### [TO DO]
List each line of the data that holds the string "Zoom".
**** DATA FOR THIS EXERCISE ****
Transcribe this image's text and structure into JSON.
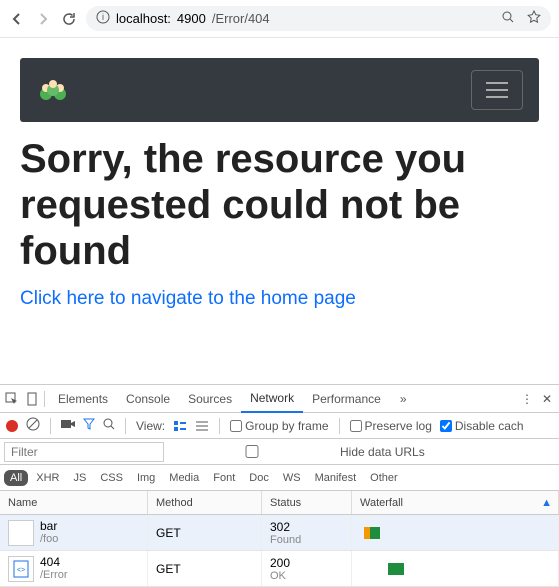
{
  "browser": {
    "url_host": "localhost:",
    "url_port": "4900",
    "url_path": "/Error/404"
  },
  "page": {
    "heading": "Sorry, the resource you requested could not be found",
    "home_link": "Click here to navigate to the home page"
  },
  "devtools": {
    "tabs": [
      "Elements",
      "Console",
      "Sources",
      "Network",
      "Performance"
    ],
    "active_tab": "Network",
    "toolbar": {
      "view_label": "View:",
      "group_label": "Group by frame",
      "preserve_label": "Preserve log",
      "disable_label": "Disable cach"
    },
    "filter_placeholder": "Filter",
    "hide_urls_label": "Hide data URLs",
    "types": [
      "All",
      "XHR",
      "JS",
      "CSS",
      "Img",
      "Media",
      "Font",
      "Doc",
      "WS",
      "Manifest",
      "Other"
    ],
    "active_type": "All",
    "columns": {
      "name": "Name",
      "method": "Method",
      "status": "Status",
      "waterfall": "Waterfall"
    },
    "rows": [
      {
        "name": "bar",
        "path": "/foo",
        "method": "GET",
        "status_code": "302",
        "status_text": "Found",
        "wf_color1": "#f29900",
        "wf_color2": "#1e8e3e",
        "icon": "blank"
      },
      {
        "name": "404",
        "path": "/Error",
        "method": "GET",
        "status_code": "200",
        "status_text": "OK",
        "wf_color1": "#1e8e3e",
        "wf_color2": "#1e8e3e",
        "icon": "doc"
      }
    ]
  }
}
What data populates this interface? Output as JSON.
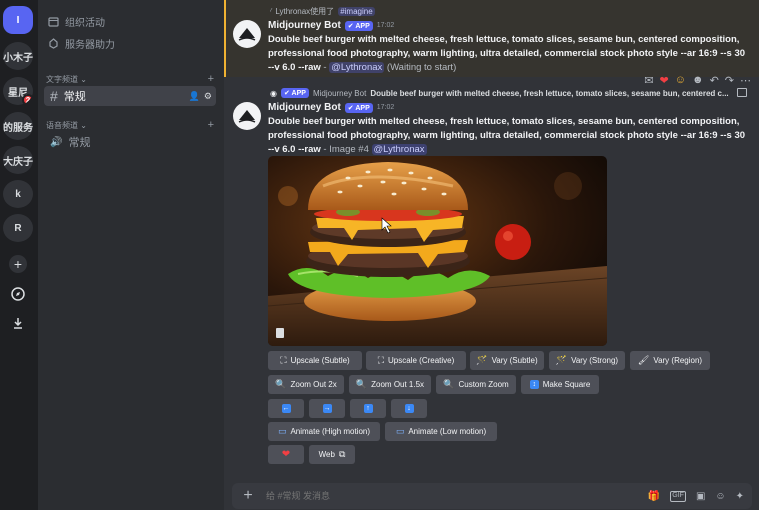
{
  "servers": {
    "top": "I",
    "items": [
      {
        "label": "小木子"
      },
      {
        "label": "星尼",
        "badge": "2"
      },
      {
        "label": "的服务"
      },
      {
        "label": "大庆子"
      },
      {
        "label": "k"
      },
      {
        "label": "R"
      }
    ],
    "icons": [
      "add-server-icon",
      "explore-icon",
      "download-icon"
    ]
  },
  "sidebar": {
    "events": "组织活动",
    "boost": "服务器助力",
    "text_category": "文字频道",
    "text_channel": "常规",
    "voice_category": "语音频道",
    "voice_channel": "常规"
  },
  "messages": {
    "first": {
      "reply_user": "Lythronax使用了",
      "reply_cmd": "imagine",
      "author": "Midjourney Bot",
      "tag": "APP",
      "time": "17:02",
      "prompt": "Double beef burger with melted cheese, fresh lettuce, tomato slices, sesame bun, centered composition, professional food photography, warm lighting, ultra detailed, commercial stock photo style --ar 16:9 --s 30 --v 6.0 --raw",
      "sep": " - ",
      "mention": "@Lythronax",
      "status": "(Waiting to start)"
    },
    "second": {
      "reply_tag": "APP",
      "reply_author": "Midjourney Bot",
      "reply_text": "Double beef burger with melted cheese, fresh lettuce, tomato slices, sesame bun, centered c...",
      "author": "Midjourney Bot",
      "tag": "APP",
      "time": "17:02",
      "prompt": "Double beef burger with melted cheese, fresh lettuce, tomato slices, sesame bun, centered composition, professional food photography, warm lighting, ultra detailed, commercial stock photo style --ar 16:9 --s 30 --v 6.0 --raw",
      "image_label": " - Image #4 ",
      "mention": "@Lythronax"
    }
  },
  "buttons": {
    "upscale_subtle": "Upscale (Subtle)",
    "upscale_creative": "Upscale (Creative)",
    "vary_subtle": "Vary (Subtle)",
    "vary_strong": "Vary (Strong)",
    "vary_region": "Vary (Region)",
    "zoom_2x": "Zoom Out 2x",
    "zoom_15x": "Zoom Out 1.5x",
    "custom_zoom": "Custom Zoom",
    "make_square": "Make Square",
    "animate_high": "Animate (High motion)",
    "animate_low": "Animate (Low motion)",
    "web": "Web"
  },
  "input": {
    "placeholder": "给 #常规 发消息"
  },
  "colors": {
    "accent": "#5865f2",
    "highlight_bar": "#f0b232",
    "button_bg": "#4e5058"
  }
}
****
### [SOLUTION TO THIS EXERCISE]
    "zoom_2x": "Zoom Out 2x",
    "zoom_15x": "Zoom Out 1.5x",
    "custom_zoom": "Custom Zoom",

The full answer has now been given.